To test the hypothesis about carbon stability we have evaluated field data and measures of fire risk and we have run simulation model experiments in Arizona and California dry forests. We continue to get consistent results - thinning and burning reduce the amount of carbon stored in the forest and reduce the risk of high-severity fires that kill many of the trees - and have failed to reject the hypothesis. That does not mean that we have found a universal truth - it is likely that we would reject this hypothesis if we tested it in a wet forest (see Steve Mitchell's results from coastal Oregon forests for an example).
I bring this up because I gave a presentation on this topic the other day. At the end of my talk I got a number of great questions. Some I could answer with certainty and some required the caveat that it is possible given what we know currently. The questions I couldn't or wouldn't answer were the ones that crossed the line I have personally set as the boundary between data-driven conclusion and opinion. These are typically questions that include some form of "What should we do?".

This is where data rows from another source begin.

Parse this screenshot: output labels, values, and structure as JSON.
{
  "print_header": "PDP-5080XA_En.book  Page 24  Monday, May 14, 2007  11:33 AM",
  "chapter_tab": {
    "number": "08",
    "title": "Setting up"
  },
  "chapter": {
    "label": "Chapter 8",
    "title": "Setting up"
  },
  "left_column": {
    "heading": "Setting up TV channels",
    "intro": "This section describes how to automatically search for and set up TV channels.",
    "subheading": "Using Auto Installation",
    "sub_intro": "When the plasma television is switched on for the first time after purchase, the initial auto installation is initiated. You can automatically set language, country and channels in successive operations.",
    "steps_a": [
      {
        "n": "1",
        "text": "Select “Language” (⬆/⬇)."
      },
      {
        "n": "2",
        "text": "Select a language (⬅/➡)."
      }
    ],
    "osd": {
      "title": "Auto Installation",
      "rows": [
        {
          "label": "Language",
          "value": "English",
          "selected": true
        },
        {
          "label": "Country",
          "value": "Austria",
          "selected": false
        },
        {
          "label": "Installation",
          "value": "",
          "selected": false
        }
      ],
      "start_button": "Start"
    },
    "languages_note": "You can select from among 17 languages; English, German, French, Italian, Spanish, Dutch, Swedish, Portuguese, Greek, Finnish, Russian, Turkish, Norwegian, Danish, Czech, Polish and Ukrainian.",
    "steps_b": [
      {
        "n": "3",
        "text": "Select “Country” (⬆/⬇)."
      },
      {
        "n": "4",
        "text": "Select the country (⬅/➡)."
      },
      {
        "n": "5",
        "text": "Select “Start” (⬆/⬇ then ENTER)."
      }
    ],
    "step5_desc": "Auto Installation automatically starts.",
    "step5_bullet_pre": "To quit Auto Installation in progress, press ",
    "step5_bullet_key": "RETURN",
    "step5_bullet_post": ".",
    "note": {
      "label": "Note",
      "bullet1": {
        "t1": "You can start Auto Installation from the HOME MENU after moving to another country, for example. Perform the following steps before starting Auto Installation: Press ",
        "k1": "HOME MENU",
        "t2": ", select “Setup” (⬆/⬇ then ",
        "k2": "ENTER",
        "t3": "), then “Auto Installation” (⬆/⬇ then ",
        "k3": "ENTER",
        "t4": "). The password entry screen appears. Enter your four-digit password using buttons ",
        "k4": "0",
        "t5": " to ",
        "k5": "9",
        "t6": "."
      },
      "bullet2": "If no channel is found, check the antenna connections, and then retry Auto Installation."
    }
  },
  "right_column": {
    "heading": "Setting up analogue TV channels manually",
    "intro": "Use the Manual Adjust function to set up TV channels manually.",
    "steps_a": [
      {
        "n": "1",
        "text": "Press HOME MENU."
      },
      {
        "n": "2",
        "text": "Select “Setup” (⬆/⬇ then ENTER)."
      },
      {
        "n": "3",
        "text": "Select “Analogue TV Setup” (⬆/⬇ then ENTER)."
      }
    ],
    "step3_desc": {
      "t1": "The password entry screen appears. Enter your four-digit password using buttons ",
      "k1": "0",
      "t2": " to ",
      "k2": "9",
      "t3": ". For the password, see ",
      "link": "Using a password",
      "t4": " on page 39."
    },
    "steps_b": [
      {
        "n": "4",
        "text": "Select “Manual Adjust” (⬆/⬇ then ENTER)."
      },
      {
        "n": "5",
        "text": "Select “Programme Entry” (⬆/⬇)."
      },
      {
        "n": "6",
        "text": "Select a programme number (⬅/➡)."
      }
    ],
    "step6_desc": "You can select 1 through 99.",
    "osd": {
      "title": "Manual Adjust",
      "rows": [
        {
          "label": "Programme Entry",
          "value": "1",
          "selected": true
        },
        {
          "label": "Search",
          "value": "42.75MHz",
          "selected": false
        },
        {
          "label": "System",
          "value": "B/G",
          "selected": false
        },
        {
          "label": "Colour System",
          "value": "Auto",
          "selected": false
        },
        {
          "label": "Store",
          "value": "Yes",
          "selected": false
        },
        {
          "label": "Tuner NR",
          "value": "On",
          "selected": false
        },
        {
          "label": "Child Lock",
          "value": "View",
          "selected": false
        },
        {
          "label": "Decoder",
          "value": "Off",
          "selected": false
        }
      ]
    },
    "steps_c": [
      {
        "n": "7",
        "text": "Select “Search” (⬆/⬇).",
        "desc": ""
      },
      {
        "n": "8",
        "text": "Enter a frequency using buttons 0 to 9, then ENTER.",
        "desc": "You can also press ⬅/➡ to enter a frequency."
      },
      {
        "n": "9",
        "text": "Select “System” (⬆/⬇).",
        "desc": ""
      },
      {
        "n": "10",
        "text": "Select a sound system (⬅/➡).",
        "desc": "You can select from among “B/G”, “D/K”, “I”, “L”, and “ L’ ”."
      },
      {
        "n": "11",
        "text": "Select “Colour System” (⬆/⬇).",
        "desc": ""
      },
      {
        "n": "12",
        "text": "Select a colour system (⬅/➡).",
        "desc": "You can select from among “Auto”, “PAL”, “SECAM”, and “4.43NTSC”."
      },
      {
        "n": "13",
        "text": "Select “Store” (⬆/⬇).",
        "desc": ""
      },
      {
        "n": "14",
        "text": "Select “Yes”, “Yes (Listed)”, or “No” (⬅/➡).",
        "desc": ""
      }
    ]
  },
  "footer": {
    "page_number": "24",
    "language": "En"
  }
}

In his book The Honest Broker, Roger Pielke, Jr writes extensively about the different roles that scientists can play in the policy discussion. Pielke argues that we should aim to be "honest brokers of policy alternatives", meaning that scientists should not seek to limit the range of available options. I teach a graduate course in which we read and discuss Pielke's book, among others, and evaluate the effects that taking any one of these roles can have on an individual scientist's credibility and the outcome of the decision-making process. After numerous readings and discussions, my understanding of the concept continues to evolve. Currently I evaluate whether or not I'll respond to a question by asking myself if my scientific understanding of the system or topic can provide a piece of information useful to the discussion. As an example, following my presentation I received one question regarding treatment prioritization in a time of limited budgets and whether we should prioritize treatment in undeveloped areas or in areas where forests and communities meet. Do I have an opinion on the topic? Sure. Does my standing as a scientist that studies carbon dynamics in fire-prone forests give my opinion more weight than a person who lives in a community with high fire risk? Absolutely not?
There are many things that I enjoy about speaking to groups outside of the scientific community. I like the fact that it pushes me to reduce the field-specific jargon. I like the challenge of assembling my research for a non-specialist audience. I like the questions that push me to think about the science in a new way. But, my favorite part is that it pushes me to evaluate where the line between data-driven conclusions and opinion lies. Much the way that my conceptual model of the forests I work in evolves with more information, my perception of my role as a scientist communicating outside of the scientific community evolves with more experience.